I spent hours in the gym working out building muscle. I weighed 95 kilos. Loads of people commented on how big I had become, I cut an impressive figure to some. I was incredibly strong. Yet when I looked in the mirror I saw myself as thin and scrawny. I maybe suspected I suffered from ‘Body dysmorphic disorder (BDD),and here, if any were needed, was the proof that indeed I was.
What is BDD
According to the NHS ‘Body dysmorphic disorder (BDD), or body dysmorphia, is a mental health condition where a person spends a lot of time worrying about flaws in their appearance. These flaws are often unnoticeable to others. People of any age can have BDD, but it’s most common in teenagers and young adults’.
I can certainly relate now to that definition. For me BDD was an offshoot of the anxiety I suffered from for years. Tied up by my rather tricky relationship with food as a teenager. If I am entirely honest it was more than likely that I was suffering from some kind of eating disorder. Though of course I had no idea at the time. But when I look back now it seems quite clear.
BDD is often associated with eating disorders. So its presence may not be all that surprising. The strange thing is, like my potential eating disorder I had no idea that I was suffering with BDD. It was not until all those years later in the gym, and long after really bringing the anxiety under control, that I realised.
I think that is the whole point here. You simply do not realise that you are suffering from it. It will literally change your perception of yourself. It will change what your eyes see in front of them. Trying to explain this to someone who has never suffered from it, is difficult to say the least. It just does not make sense. I mean how can it?
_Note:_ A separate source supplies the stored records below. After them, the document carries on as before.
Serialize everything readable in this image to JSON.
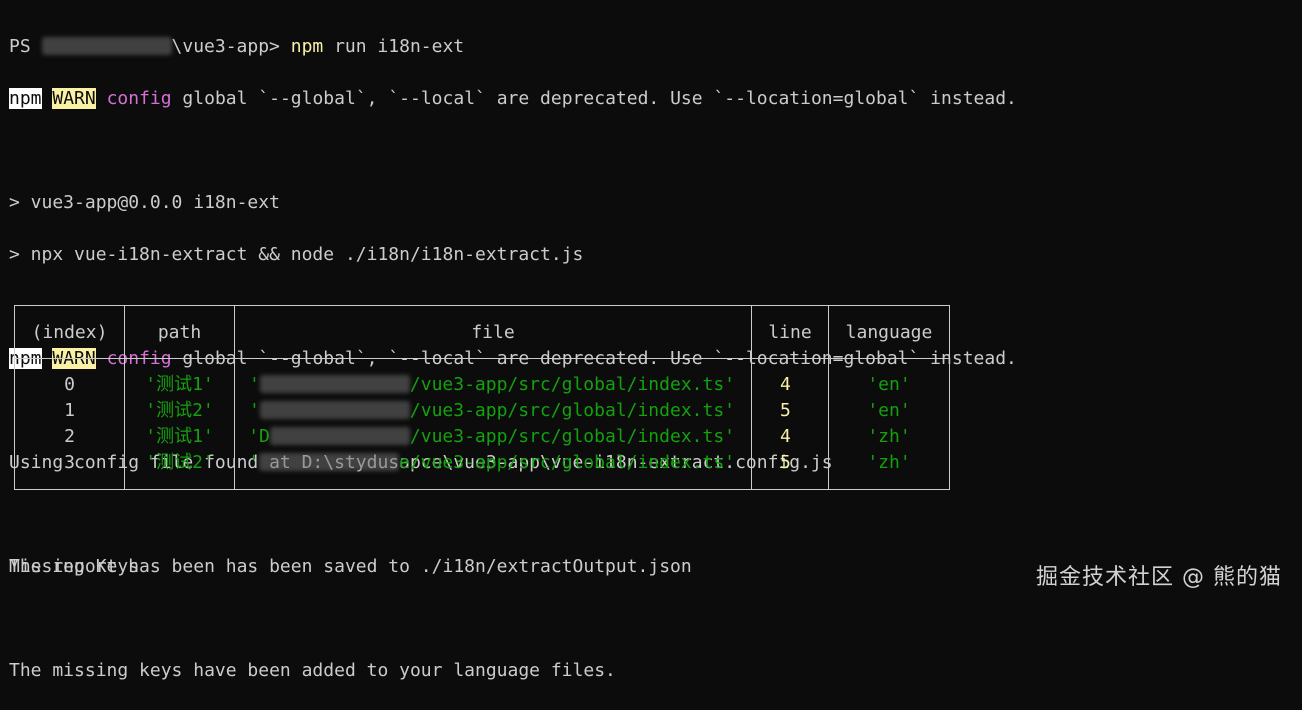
{
  "prompt": {
    "prefix": "PS ",
    "path_suffix": "\\vue3-app> ",
    "command_npm": "npm",
    "command_rest": " run i18n-ext"
  },
  "warn": {
    "npm": "npm",
    "warn": "WARN",
    "config": "config",
    "message": " global `--global`, `--local` are deprecated. Use `--location=global` instead."
  },
  "script_lines": [
    "> vue3-app@0.0.0 i18n-ext",
    "> npx vue-i18n-extract && node ./i18n/i18n-extract.js"
  ],
  "config_line": "Using config file found at D:\\stydusapce\\vue3-app\\vue-i18n-extract.config.js",
  "missing_keys_title": "Missing Keys",
  "table": {
    "headers": [
      "(index)",
      "path",
      "file",
      "line",
      "language"
    ],
    "rows": [
      {
        "index": "0",
        "path": "'测试1'",
        "file_prefix": "'",
        "file_suffix": "/vue3-app/src/global/index.ts'",
        "line": "4",
        "language": "'en'"
      },
      {
        "index": "1",
        "path": "'测试2'",
        "file_prefix": "'",
        "file_suffix": "/vue3-app/src/global/index.ts'",
        "line": "5",
        "language": "'en'"
      },
      {
        "index": "2",
        "path": "'测试1'",
        "file_prefix": "'D",
        "file_suffix": "/vue3-app/src/global/index.ts'",
        "line": "4",
        "language": "'zh'"
      },
      {
        "index": "3",
        "path": "'测试2'",
        "file_prefix": "'",
        "file_suffix": "e/vue3-app/src/global/index.ts'",
        "line": "5",
        "language": "'zh'"
      }
    ]
  },
  "report_line": "The report has been has been saved to ./i18n/extractOutput.json",
  "added_line": "The missing keys have been added to your language files.",
  "watermark": "掘金技术社区 @ 熊的猫"
}
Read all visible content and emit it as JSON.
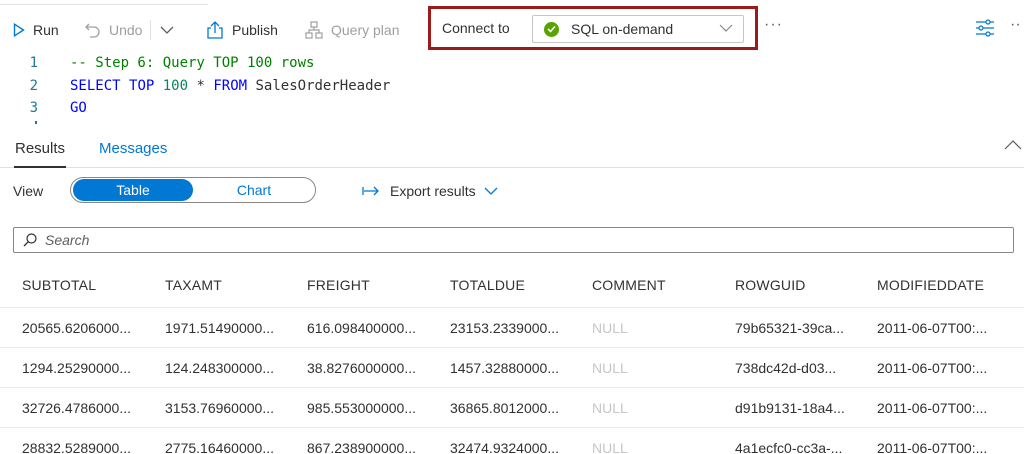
{
  "toolbar": {
    "run_label": "Run",
    "undo_label": "Undo",
    "publish_label": "Publish",
    "query_plan_label": "Query plan",
    "connect_to_label": "Connect to",
    "connection_value": "SQL on-demand",
    "more_label": "···",
    "more_right_label": "··"
  },
  "editor": {
    "lines": [
      {
        "number": "1",
        "text": "-- Step 6: Query TOP 100 rows"
      },
      {
        "number": "2",
        "kw1": "SELECT",
        "kw2": "TOP",
        "num": "100",
        "rest1": " * ",
        "kw3": "FROM",
        "rest2": " SalesOrderHeader"
      },
      {
        "number": "3",
        "kw": "GO"
      }
    ]
  },
  "results": {
    "tabs": {
      "results": "Results",
      "messages": "Messages"
    },
    "view_label": "View",
    "view_options": {
      "table": "Table",
      "chart": "Chart"
    },
    "export_label": "Export results",
    "search_placeholder": "Search"
  },
  "grid": {
    "columns": [
      "SUBTOTAL",
      "TAXAMT",
      "FREIGHT",
      "TOTALDUE",
      "COMMENT",
      "ROWGUID",
      "MODIFIEDDATE"
    ],
    "rows": [
      [
        "20565.6206000...",
        "1971.51490000...",
        "616.098400000...",
        "23153.2339000...",
        "NULL",
        "79b65321-39ca...",
        "2011-06-07T00:..."
      ],
      [
        "1294.25290000...",
        "124.248300000...",
        "38.8276000000...",
        "1457.32880000...",
        "NULL",
        "738dc42d-d03...",
        "2011-06-07T00:..."
      ],
      [
        "32726.4786000...",
        "3153.76960000...",
        "985.553000000...",
        "36865.8012000...",
        "NULL",
        "d91b9131-18a4...",
        "2011-06-07T00:..."
      ],
      [
        "28832.5289000...",
        "2775.16460000...",
        "867.238900000...",
        "32474.9324000...",
        "NULL",
        "4a1ecfc0-cc3a-...",
        "2011-06-07T00:..."
      ]
    ]
  },
  "colors": {
    "accent": "#0078d4",
    "connect_highlight": "#9b1a1a",
    "status_ok": "#57a300"
  },
  "icons": [
    "run-icon",
    "undo-icon",
    "chevron-down-icon",
    "publish-icon",
    "query-plan-icon",
    "check-circle-icon",
    "filter-settings-icon",
    "chevron-up-icon",
    "export-arrow-icon",
    "search-icon"
  ]
}
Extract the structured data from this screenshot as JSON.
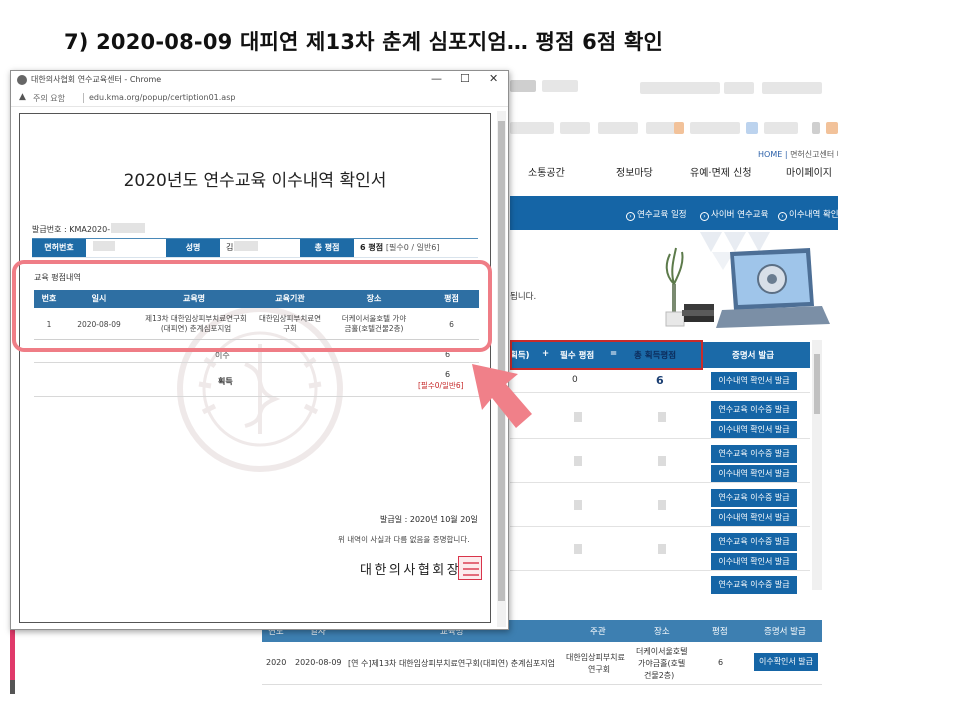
{
  "slide": {
    "title": "7) 2020-08-09 대피연 제13차 춘계 심포지엄…  평점 6점 확인"
  },
  "site": {
    "home": "HOME",
    "home_sub": "면허신고센터 바로",
    "menu": [
      "소통공간",
      "정보마당",
      "유예·면제 신청",
      "마이페이지"
    ],
    "blue_links": [
      "연수교육 일정",
      "사이버 연수교육",
      "이수내역 확인"
    ],
    "notice_tail": "됩니다.",
    "summary": {
      "head_1": "획득)",
      "plus": "+",
      "head_req": "필수 평점",
      "eq": "=",
      "head_total": "총 획득평점",
      "head_cert": "증명서 발급",
      "first_required": "0",
      "first_total": "6",
      "btn_history": "이수내역 확인서 발급",
      "btn_cert": "연수교육 이수증 발급",
      "btn_history_short": "이수내역 확인서 발급"
    },
    "bottom": {
      "headers": [
        "연도",
        "일자",
        "교육명",
        "주관",
        "장소",
        "평점",
        "증명서 발급"
      ],
      "row": {
        "year": "2020",
        "date": "2020-08-09",
        "name": "[연 수]제13차 대한임상피부치료연구회(대피연) 춘계심포지엄",
        "org_1": "대한임상피부치료",
        "org_2": "연구회",
        "place_1": "더케이서울호텔",
        "place_2": "가야금홀(호텔",
        "place_3": "건물2층)",
        "score": "6",
        "btn": "이수확인서 발급"
      }
    }
  },
  "popup": {
    "window_title": "대한의사협회 연수교육센터 - Chrome",
    "ctrl_min": "—",
    "ctrl_max": "☐",
    "ctrl_close": "✕",
    "security": "주의 요함",
    "url": "edu.kma.org/popup/certiption01.asp",
    "cert_title": "2020년도 연수교육 이수내역 확인서",
    "issue_no_label": "발급번호 : KMA2020-",
    "info": {
      "license_label": "면허번호",
      "name_label": "성명",
      "name_value": "김",
      "total_label": "총 평점",
      "total_value": "6 평점",
      "total_detail": "[필수0 / 일반6]"
    },
    "edu_section": "교육 평점내역",
    "edu_headers": [
      "번호",
      "일시",
      "교육명",
      "교육기관",
      "장소",
      "평점"
    ],
    "edu_row": {
      "no": "1",
      "date": "2020-08-09",
      "name_1": "제13차 대한임상피부치료연구회",
      "name_2": "(대피연) 춘계심포지엄",
      "org_1": "대한임상피부치료연",
      "org_2": "구회",
      "place_1": "더케이서울호텔 가야",
      "place_2": "금홀(호텔건물2층)",
      "score": "6"
    },
    "isu_label": "이수",
    "isu_value": "6",
    "get_label": "획득",
    "get_value": "6",
    "get_detail": "[필수0/일반6]",
    "issue_date": "발급일 : 2020년 10월 20일",
    "confirm": "위 내역이 사실과 다름 없음을 증명합니다.",
    "assoc": "대한의사협회장"
  },
  "colors": {
    "accent_blue": "#1565a6",
    "highlight_red": "#ef7d86",
    "seal_red": "#d9344a"
  }
}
It was always my wrists and my chest in my case. I would look at them or see them in the mirror and be really disappointed, so thin did they seem to me. No one could tell me otherwise, nothing else could convince me differently. To me my eyes, my brain did not lie. Everyone one I saw was bigger than me, even the thinnest person I knew seemed to be a ‘He-man’ in comparison.
Even after seeking help and bringing my anxiety under control, getting my eating habits in order, the BDD stayed. So normalised it had become. I perhaps suspected it but nothing more.
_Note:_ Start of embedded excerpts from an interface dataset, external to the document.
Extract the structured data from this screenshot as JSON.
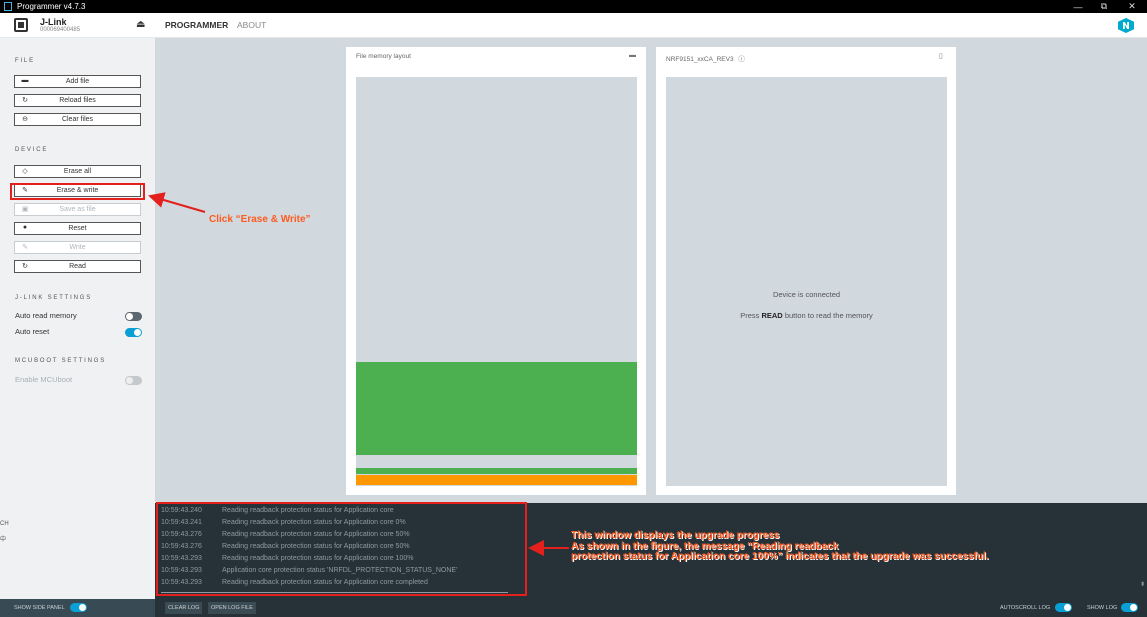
{
  "window": {
    "title": "Programmer v4.7.3",
    "minimize": "—",
    "maximize": "⧉",
    "close": "✕"
  },
  "header": {
    "device_name": "J-Link",
    "device_serial": "000069400485",
    "tabs": [
      "PROGRAMMER",
      "ABOUT"
    ]
  },
  "sidebar": {
    "file_title": "FILE",
    "file_buttons": [
      "Add file",
      "Reload files",
      "Clear files"
    ],
    "device_title": "DEVICE",
    "device_buttons": [
      "Erase all",
      "Erase & write",
      "Save as file",
      "Reset",
      "Write",
      "Read"
    ],
    "jlink_title": "J-LINK SETTINGS",
    "auto_read_memory": {
      "label": "Auto read memory",
      "on": false
    },
    "auto_reset": {
      "label": "Auto reset",
      "on": true
    },
    "mcuboot_title": "MCUBOOT SETTINGS",
    "enable_mcuboot": {
      "label": "Enable MCUboot",
      "on": false,
      "disabled": true
    },
    "edge_labels": [
      "CH",
      "中"
    ]
  },
  "cards": {
    "file_title": "File memory layout",
    "device_title": "NRF9151_xxCA_REV3",
    "device_connected": "Device is connected",
    "device_hint_pre": "Press ",
    "device_hint_bold": "READ",
    "device_hint_post": " button to read the memory"
  },
  "log": {
    "lines": [
      {
        "time": "10:59:43.240",
        "text": "Reading readback protection status for Application core"
      },
      {
        "time": "10:59:43.241",
        "text": "Reading readback protection status for Application core 0%"
      },
      {
        "time": "10:59:43.276",
        "text": "Reading readback protection status for Application core 50%"
      },
      {
        "time": "10:59:43.276",
        "text": "Reading readback protection status for Application core 50%"
      },
      {
        "time": "10:59:43.293",
        "text": "Reading readback protection status for Application core 100%"
      },
      {
        "time": "10:59:43.293",
        "text": "Application core protection status 'NRFDL_PROTECTION_STATUS_NONE'"
      },
      {
        "time": "10:59:43.293",
        "text": "Reading readback protection status for Application core completed"
      }
    ]
  },
  "bottom": {
    "show_side_panel": "SHOW SIDE PANEL",
    "clear_log": "CLEAR LOG",
    "open_log_file": "OPEN LOG FILE",
    "autoscroll_log": "AUTOSCROLL LOG",
    "show_log": "SHOW LOG"
  },
  "annotations": {
    "click_text": "Click “Erase & Write”",
    "log_note": [
      "This window displays the upgrade progress",
      "As shown in the figure, the message “Reading readback",
      "protection status for Application core 100%” indicates that the upgrade was successful."
    ],
    "color": "#e3201b"
  },
  "colors": {
    "accent": "#0a9fd5",
    "green": "#4caf50",
    "orange": "#ff9800",
    "log_bg": "#263238"
  }
}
Then finally it became clear to me. After a break up in my late twenties I hit the gym, every night after work . I was lifting lots of weights and eating lots of food, it wasn’t binge or comfort eating, it was eating all the right stuff for an exercise heavy lifestyle.
I was getting bigger but was still struggling to see that. As I was not aware of any discernible change, I worked out all the harder. Still in my eyes nothing changed. I was still this skinner guy. So I kept on going. And going. People were amazed at my commitment.
Yet I didn’t see it as anything special. I did not realise it, but I was working toward the impossible, trying to bring about a change that my brain and my eyes refused to acknowledge. I was changing, changing massively but that just did not matter.
This was a worrying state to be in but again I was not aware of that. Then one day someone showed me a picture from a holiday I had been on. There were two guys sitting with their backs to the camera. The one I recognised as my brother, the other person, at first I didn’t know. He was huge, his back massive. Of course, I was quick to realise, that person was me.
The picture both stunned and saddened me. In it, I saw the lie for the first time. That lie my brain had been telling me for all that time. And it was really hard.
It just clicked
The incredible thing was. When I looked at my wrists and my chest. They still looked thin. But then I knew. That picture, something about it, just stuck, clicked. For after that it was all different. I knew I was big and that somehow my brain and eyes were deceiving me. And this somehow overrode it. With this knowledge things changed.
I reduced the exercise by understanding that an impossible goal was my motivation and that was not good. I was in time able to find a more positive relationship with exercise. In turn I stopped comparing myself to others and started to accept who I was physically a little more.
It took a long time. But I got there. Even now the BDD has not necessarily gone but like the anxiety, I struggled with I have it under control.
Any mental health condition that is able to change our own perception of ourselves can be very scary. Not being able to trust your senses is distressing enough but to have this altered perception so normalised that we do not even see it is yet more so. In this sense it can be just so difficult not only to live with but also to treat.
If you or if you believe someone you know may be suffering from BDD please do not hesitate in contacting the Body Dysmorphic Disorder Foundation: